● **TASK TO CARRY OUT**: Quote all of the data below exactly, please.

● **INPUT DATA**:
•••••
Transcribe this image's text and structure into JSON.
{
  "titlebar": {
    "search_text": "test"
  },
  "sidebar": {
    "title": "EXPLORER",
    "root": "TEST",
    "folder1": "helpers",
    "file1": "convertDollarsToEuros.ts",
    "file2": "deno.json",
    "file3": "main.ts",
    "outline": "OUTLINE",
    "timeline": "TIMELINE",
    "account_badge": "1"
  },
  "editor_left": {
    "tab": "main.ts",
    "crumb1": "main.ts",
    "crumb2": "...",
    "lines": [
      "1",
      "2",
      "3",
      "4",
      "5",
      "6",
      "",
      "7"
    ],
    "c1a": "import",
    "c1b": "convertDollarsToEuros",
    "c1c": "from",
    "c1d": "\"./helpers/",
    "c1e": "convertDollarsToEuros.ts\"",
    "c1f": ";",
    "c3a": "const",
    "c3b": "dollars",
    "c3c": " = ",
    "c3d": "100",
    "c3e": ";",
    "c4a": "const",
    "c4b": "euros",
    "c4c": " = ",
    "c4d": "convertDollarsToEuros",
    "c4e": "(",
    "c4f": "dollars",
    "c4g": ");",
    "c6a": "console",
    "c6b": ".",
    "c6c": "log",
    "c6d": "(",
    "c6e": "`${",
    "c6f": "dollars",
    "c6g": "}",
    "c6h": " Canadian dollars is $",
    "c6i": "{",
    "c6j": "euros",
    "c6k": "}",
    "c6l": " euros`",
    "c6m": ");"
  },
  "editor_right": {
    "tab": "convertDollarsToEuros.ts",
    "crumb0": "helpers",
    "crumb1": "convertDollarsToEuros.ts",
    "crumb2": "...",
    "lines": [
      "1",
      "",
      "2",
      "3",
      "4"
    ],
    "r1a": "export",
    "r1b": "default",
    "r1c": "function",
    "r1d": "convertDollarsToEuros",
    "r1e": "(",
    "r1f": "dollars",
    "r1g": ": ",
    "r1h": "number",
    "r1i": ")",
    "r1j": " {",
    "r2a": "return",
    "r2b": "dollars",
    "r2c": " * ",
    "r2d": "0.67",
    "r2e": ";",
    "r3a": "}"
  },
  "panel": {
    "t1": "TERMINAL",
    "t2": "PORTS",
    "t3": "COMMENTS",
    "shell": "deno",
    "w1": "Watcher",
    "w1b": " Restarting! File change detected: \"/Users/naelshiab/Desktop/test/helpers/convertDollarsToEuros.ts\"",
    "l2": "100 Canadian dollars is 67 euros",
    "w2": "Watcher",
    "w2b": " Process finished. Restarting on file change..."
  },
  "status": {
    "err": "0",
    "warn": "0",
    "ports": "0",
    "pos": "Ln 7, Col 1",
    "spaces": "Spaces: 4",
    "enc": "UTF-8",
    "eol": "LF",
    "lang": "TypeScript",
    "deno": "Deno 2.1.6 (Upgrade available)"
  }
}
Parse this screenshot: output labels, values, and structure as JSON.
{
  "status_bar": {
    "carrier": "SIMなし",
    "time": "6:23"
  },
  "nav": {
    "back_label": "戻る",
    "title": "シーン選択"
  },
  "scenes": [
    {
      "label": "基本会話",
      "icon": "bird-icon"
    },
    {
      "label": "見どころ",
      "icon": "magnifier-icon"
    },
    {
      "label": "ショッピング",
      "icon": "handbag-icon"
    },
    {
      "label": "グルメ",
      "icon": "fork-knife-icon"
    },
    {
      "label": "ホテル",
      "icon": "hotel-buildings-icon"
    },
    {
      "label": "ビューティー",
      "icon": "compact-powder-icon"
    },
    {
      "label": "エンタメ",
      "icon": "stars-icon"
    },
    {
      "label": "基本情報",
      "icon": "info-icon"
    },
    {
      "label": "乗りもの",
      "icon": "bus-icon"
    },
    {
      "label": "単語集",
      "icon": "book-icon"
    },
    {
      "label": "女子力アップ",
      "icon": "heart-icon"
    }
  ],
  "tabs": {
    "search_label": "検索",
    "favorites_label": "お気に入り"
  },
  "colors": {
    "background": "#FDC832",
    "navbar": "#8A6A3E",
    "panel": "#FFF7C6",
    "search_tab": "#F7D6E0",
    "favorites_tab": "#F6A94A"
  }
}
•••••
● **ANSWER TO THIS TASK**:
Transcribe this image's text and structure into JSON.
{
  "titlebar": {
    "search_text": "test"
  },
  "sidebar": {
    "title": "EXPLORER",
    "root": "TEST",
    "folder1": "helpers",
    "file1": "convertDollarsToEuros.ts",
    "file2": "deno.json",
    "file3": "main.ts",
    "outline": "OUTLINE",
    "timeline": "TIMELINE",
    "account_badge": "1"
  },
  "editor_left": {
    "tab": "main.ts",
    "crumb1": "main.ts",
    "crumb2": "...",
    "lines": [
      "1",
      "2",
      "3",
      "4",
      "5",
      "6",
      "",
      "7"
    ],
    "c1a": "import",
    "c1b": "convertDollarsToEuros",
    "c1c": "from",
    "c1d": "\"./helpers/",
    "c1e": "convertDollarsToEuros.ts\"",
    "c1f": ";",
    "c3a": "const",
    "c3b": "dollars",
    "c3c": " = ",
    "c3d": "100",
    "c3e": ";",
    "c4a": "const",
    "c4b": "euros",
    "c4c": " = ",
    "c4d": "convertDollarsToEuros",
    "c4e": "(",
    "c4f": "dollars",
    "c4g": ");",
    "c6a": "console",
    "c6b": ".",
    "c6c": "log",
    "c6d": "(",
    "c6e": "`${",
    "c6f": "dollars",
    "c6g": "}",
    "c6h": " Canadian dollars is $",
    "c6i": "{",
    "c6j": "euros",
    "c6k": "}",
    "c6l": " euros`",
    "c6m": ");"
  },
  "editor_right": {
    "tab": "convertDollarsToEuros.ts",
    "crumb0": "helpers",
    "crumb1": "convertDollarsToEuros.ts",
    "crumb2": "...",
    "lines": [
      "1",
      "",
      "2",
      "3",
      "4"
    ],
    "r1a": "export",
    "r1b": "default",
    "r1c": "function",
    "r1d": "convertDollarsToEuros",
    "r1e": "(",
    "r1f": "dollars",
    "r1g": ": ",
    "r1h": "number",
    "r1i": ")",
    "r1j": " {",
    "r2a": "return",
    "r2b": "dollars",
    "r2c": " * ",
    "r2d": "0.67",
    "r2e": ";",
    "r3a": "}"
  },
  "panel": {
    "t1": "TERMINAL",
    "t2": "PORTS",
    "t3": "COMMENTS",
    "shell": "deno",
    "w1": "Watcher",
    "w1b": " Restarting! File change detected: \"/Users/naelshiab/Desktop/test/helpers/convertDollarsToEuros.ts\"",
    "l2": "100 Canadian dollars is 67 euros",
    "w2": "Watcher",
    "w2b": " Process finished. Restarting on file change..."
  },
  "status": {
    "err": "0",
    "warn": "0",
    "ports": "0",
    "pos": "Ln 7, Col 1",
    "spaces": "Spaces: 4",
    "enc": "UTF-8",
    "eol": "LF",
    "lang": "TypeScript",
    "deno": "Deno 2.1.6 (Upgrade available)"
  }
}
Parse this screenshot: output labels, values, and structure as JSON.
{
  "status_bar": {
    "carrier": "SIMなし",
    "time": "6:23"
  },
  "nav": {
    "back_label": "戻る",
    "title": "シーン選択"
  },
  "scenes": [
    {
      "label": "基本会話",
      "icon": "bird-icon"
    },
    {
      "label": "見どころ",
      "icon": "magnifier-icon"
    },
    {
      "label": "ショッピング",
      "icon": "handbag-icon"
    },
    {
      "label": "グルメ",
      "icon": "fork-knife-icon"
    },
    {
      "label": "ホテル",
      "icon": "hotel-buildings-icon"
    },
    {
      "label": "ビューティー",
      "icon": "compact-powder-icon"
    },
    {
      "label": "エンタメ",
      "icon": "stars-icon"
    },
    {
      "label": "基本情報",
      "icon": "info-icon"
    },
    {
      "label": "乗りもの",
      "icon": "bus-icon"
    },
    {
      "label": "単語集",
      "icon": "book-icon"
    },
    {
      "label": "女子力アップ",
      "icon": "heart-icon"
    }
  ],
  "tabs": {
    "search_label": "検索",
    "favorites_label": "お気に入り"
  },
  "colors": {
    "background": "#FDC832",
    "navbar": "#8A6A3E",
    "panel": "#FFF7C6",
    "search_tab": "#F7D6E0",
    "favorites_tab": "#F6A94A"
  }
}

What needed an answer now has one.